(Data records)
──────────

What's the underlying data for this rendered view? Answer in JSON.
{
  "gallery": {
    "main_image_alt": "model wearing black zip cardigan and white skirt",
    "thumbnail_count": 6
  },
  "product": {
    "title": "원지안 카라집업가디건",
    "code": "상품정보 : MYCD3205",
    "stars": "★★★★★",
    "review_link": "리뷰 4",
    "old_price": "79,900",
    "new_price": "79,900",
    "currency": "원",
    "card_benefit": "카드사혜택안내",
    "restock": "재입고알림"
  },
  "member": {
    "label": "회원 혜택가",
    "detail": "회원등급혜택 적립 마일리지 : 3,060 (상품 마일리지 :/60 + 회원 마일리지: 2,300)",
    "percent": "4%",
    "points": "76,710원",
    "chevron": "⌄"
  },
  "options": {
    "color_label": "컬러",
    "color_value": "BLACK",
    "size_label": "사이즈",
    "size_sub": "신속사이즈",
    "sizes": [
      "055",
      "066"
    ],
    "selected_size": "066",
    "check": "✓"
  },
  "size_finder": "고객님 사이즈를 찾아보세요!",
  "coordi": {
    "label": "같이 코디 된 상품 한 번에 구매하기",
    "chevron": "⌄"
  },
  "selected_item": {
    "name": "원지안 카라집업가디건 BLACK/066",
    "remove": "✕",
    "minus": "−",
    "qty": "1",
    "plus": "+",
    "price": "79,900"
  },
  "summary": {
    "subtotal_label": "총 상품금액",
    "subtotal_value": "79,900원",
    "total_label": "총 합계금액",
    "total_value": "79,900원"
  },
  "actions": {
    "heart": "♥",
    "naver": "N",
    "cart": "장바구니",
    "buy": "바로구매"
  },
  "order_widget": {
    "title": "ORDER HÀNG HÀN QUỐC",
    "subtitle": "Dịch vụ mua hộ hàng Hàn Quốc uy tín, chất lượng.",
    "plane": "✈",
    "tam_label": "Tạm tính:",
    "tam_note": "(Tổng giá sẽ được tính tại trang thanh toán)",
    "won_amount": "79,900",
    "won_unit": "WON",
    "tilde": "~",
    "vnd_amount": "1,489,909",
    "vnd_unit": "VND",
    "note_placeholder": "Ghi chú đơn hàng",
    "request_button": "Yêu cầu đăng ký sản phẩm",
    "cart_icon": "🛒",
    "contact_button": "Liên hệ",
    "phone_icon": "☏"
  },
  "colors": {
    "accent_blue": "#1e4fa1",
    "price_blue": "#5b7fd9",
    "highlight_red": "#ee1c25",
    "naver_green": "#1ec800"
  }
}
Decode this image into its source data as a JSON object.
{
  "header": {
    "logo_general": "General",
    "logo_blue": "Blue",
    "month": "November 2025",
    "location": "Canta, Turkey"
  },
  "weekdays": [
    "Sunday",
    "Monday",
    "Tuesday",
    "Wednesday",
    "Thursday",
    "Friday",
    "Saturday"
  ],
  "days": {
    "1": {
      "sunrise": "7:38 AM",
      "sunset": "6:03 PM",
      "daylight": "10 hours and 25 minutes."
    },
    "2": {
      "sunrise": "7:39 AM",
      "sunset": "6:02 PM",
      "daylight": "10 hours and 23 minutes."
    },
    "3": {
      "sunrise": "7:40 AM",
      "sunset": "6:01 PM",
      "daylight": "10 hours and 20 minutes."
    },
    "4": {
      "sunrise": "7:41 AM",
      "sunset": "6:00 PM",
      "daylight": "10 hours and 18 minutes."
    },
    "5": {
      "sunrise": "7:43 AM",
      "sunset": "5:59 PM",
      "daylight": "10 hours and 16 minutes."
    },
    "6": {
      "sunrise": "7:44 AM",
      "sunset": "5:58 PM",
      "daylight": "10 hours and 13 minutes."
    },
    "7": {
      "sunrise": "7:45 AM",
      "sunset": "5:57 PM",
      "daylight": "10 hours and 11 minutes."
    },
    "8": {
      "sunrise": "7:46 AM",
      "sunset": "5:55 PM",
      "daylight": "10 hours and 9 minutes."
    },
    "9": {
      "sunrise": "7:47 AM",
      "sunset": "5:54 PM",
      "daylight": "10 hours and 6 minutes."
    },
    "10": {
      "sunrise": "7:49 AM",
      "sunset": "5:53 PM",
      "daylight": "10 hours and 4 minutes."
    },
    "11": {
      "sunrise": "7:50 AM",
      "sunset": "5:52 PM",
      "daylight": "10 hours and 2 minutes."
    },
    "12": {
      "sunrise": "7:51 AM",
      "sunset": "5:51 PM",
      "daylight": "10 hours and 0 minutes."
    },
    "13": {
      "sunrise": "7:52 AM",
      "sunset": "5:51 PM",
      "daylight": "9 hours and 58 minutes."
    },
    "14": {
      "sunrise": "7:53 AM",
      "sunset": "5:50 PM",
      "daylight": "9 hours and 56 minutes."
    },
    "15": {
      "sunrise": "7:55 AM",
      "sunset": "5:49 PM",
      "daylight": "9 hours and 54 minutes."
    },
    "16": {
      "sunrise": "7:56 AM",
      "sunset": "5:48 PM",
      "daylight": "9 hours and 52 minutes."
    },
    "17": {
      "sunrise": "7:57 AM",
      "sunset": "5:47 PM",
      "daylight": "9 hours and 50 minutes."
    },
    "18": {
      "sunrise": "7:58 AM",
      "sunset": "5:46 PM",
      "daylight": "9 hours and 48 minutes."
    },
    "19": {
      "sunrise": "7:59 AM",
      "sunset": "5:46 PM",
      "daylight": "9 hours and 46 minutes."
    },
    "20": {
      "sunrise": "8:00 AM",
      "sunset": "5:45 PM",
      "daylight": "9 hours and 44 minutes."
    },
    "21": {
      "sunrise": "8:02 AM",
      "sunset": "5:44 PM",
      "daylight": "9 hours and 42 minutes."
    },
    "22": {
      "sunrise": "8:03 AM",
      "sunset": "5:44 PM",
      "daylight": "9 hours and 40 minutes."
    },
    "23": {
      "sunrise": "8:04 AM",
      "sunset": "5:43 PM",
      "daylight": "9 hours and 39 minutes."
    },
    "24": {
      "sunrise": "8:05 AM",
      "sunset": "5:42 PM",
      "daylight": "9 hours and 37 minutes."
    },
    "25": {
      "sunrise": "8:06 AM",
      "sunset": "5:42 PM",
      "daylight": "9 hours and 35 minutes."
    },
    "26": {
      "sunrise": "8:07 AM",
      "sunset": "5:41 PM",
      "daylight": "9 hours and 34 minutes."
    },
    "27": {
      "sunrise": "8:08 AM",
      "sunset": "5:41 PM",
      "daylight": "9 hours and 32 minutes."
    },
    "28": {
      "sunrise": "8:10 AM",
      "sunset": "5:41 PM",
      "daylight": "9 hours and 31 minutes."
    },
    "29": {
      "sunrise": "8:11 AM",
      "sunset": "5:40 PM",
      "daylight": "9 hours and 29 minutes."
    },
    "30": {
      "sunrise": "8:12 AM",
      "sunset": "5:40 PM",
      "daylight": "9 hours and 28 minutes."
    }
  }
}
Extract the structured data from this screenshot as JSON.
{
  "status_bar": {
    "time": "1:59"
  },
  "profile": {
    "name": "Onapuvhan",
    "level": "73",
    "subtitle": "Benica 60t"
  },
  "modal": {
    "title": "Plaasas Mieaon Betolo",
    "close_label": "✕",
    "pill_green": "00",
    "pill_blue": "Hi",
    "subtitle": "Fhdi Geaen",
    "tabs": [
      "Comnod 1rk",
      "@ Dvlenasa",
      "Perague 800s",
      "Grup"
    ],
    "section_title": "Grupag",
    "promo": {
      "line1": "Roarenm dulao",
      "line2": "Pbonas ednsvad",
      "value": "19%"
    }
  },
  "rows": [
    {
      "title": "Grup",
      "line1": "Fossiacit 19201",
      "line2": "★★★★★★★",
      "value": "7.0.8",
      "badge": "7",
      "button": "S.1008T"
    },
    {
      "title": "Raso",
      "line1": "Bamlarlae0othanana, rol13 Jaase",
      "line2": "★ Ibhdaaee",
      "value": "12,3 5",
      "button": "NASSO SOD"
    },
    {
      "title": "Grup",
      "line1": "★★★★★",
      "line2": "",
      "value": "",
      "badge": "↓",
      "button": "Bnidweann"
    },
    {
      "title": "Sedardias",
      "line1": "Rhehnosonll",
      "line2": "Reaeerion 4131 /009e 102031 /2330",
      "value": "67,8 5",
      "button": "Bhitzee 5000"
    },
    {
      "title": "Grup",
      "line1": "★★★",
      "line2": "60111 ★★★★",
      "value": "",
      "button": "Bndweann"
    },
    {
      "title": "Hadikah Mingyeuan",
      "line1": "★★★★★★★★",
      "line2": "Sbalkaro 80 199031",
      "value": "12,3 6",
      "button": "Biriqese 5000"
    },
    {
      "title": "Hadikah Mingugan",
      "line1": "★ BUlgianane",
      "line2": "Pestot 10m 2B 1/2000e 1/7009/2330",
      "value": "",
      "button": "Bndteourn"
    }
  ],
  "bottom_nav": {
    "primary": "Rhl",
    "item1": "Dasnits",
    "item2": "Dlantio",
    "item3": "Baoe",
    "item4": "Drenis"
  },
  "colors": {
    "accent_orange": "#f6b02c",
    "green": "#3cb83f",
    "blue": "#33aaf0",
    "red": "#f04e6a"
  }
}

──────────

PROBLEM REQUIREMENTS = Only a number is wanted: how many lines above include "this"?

EXPECTED ANSWER = 3